By 2007, Microsoft’s smartphone platform was the most popular in the US, but this quickly faded after Apple and Google entered the market.  Today, these numbers are at an all-time low with US marketshare of Windows Mobile (and Windows Phone) down from 4.8% in early 2015 to just 1.6% at the end of December 2015. In the UK, Microsoft is in a much healthier position of 9.2% with iOS at 38.6% and Android taking the lions share with 51.9%.

With Microsoft continuing to struggle in its home turf and its marketshare slipping away in spite of the launch of its new Windows Mobile 10 platform and phones late last year, the question again arises – what does the future of Windows Mobile look like to Microsoft?

Despite both the loss in marketshare and revenue from Windows Mobile, taking a look at Microsoft’s more recent tablet-laptop hybrid Surface Pro may provide some answers.
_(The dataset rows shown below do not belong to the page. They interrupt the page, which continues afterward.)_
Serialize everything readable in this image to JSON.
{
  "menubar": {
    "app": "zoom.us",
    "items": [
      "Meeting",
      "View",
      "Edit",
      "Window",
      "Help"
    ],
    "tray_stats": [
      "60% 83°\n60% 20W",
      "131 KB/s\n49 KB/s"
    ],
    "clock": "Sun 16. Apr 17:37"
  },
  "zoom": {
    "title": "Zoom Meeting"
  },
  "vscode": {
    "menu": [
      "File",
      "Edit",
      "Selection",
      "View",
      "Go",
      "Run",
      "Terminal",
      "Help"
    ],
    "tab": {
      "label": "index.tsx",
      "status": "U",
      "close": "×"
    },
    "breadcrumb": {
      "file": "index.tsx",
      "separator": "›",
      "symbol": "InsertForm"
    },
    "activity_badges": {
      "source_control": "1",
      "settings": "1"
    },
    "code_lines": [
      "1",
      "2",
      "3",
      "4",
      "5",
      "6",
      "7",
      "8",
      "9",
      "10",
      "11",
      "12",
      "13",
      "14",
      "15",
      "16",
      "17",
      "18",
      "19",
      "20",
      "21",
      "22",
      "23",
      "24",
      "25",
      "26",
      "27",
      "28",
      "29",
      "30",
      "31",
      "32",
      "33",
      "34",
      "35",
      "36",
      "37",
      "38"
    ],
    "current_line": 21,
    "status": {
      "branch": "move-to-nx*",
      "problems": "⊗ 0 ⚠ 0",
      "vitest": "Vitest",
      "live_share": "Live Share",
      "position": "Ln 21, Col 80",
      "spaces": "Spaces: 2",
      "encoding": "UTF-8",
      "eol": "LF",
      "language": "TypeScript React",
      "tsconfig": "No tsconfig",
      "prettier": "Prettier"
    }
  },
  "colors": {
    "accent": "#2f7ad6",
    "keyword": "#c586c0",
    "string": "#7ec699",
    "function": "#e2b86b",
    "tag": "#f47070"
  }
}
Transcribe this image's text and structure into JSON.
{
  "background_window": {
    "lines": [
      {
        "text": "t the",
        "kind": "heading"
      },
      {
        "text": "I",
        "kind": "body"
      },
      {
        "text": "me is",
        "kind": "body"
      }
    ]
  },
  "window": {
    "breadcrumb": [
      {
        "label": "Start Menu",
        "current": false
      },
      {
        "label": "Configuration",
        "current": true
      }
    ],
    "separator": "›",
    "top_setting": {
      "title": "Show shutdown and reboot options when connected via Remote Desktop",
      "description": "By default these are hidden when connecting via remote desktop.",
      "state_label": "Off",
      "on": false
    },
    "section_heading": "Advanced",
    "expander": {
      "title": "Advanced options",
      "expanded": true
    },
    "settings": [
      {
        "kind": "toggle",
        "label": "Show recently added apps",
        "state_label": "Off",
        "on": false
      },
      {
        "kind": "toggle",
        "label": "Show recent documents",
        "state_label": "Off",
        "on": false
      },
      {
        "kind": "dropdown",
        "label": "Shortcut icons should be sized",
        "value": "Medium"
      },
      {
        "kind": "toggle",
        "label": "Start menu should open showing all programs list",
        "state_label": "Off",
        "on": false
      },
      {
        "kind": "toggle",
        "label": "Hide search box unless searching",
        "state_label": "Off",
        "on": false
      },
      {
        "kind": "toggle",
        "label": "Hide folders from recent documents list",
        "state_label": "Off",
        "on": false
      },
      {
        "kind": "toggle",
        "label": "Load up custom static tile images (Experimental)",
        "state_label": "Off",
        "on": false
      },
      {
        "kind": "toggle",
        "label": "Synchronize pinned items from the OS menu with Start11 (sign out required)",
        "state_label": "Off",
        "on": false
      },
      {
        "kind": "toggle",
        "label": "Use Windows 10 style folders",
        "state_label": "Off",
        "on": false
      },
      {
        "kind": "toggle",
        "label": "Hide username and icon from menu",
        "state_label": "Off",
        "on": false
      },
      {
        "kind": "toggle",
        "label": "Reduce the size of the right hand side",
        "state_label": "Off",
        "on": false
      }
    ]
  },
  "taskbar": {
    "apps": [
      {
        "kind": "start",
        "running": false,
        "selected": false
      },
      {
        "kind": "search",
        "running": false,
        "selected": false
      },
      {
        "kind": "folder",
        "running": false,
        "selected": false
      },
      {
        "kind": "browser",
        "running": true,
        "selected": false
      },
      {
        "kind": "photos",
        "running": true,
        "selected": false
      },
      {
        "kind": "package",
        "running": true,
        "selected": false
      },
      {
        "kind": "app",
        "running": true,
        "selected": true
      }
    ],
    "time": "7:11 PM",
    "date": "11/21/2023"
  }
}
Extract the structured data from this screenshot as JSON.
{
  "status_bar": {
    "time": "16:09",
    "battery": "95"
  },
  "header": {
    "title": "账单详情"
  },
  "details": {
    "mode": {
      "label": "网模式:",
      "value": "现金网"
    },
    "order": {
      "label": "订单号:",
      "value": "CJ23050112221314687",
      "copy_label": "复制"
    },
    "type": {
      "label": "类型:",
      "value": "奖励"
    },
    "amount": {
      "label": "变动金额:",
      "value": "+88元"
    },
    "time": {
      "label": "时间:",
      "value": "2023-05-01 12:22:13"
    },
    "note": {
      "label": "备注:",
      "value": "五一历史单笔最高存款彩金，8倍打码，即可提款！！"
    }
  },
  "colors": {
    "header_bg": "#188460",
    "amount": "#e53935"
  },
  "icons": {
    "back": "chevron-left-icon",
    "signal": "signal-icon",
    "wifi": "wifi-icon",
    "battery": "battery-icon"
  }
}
In their recently announced quarterly fiscal results they revealed an impressive $1.35 billion in revenue generated by their Surface line, up from $1.1 billion the same time last year.  The now very successful Surface line is headed by Panos Panay who also recently took the lead on their Windows Mobile division. The most recent Microsoft flagship phones the Lumia 950 and Lumia 950 XL launched under his leadership, however they would have been designed and developed before this time. On its announcement, the new feature which had the most time under the spotlight was Continiuum, which lets you plug up the phone to a monitor, keyboard and mouse and use it like a PC. The apps you have access to in this mode are the same as those available when using a phone and these will scale as needed to the screen plugged in.

Looking ahead to where the future of Windows Mobile lies, there have been rumours for some time of Microsoft working with Intel to get Windows Mobile working on x86 processors (the same ones that power their laptops and PCs) and even more recently x86 support was listed on their manufactures design guideline specification for Windows Mobile, although this information has since been pulled from their site.

With Panos Panay currently developing future Windows Mobile devices, alongside the next Surface models, we may see the next Windows Mobile flagship branded with the Surface stamp, reserving the Lumia name for both low and mid-range devices in the future.

A Surface flagship phone could see a Surface-like premium metal build and include an x86 processor, meaning when in Continuum mode, it can also run full PC applications in addition to scaling mobile apps.  As well as using full PC apps on your phone, a more unified brand could make Microsoft flagship phones easier to market and sell to consumers with the simpler name ‘Surface Phone’ compared to the current ‘Lumia 950’.

The future of Windows Mobile may look bleak now, especially in the US, but with such a heritage with smart devices and the very successful launch of Windows 10 on PCs they can’t be dismissed.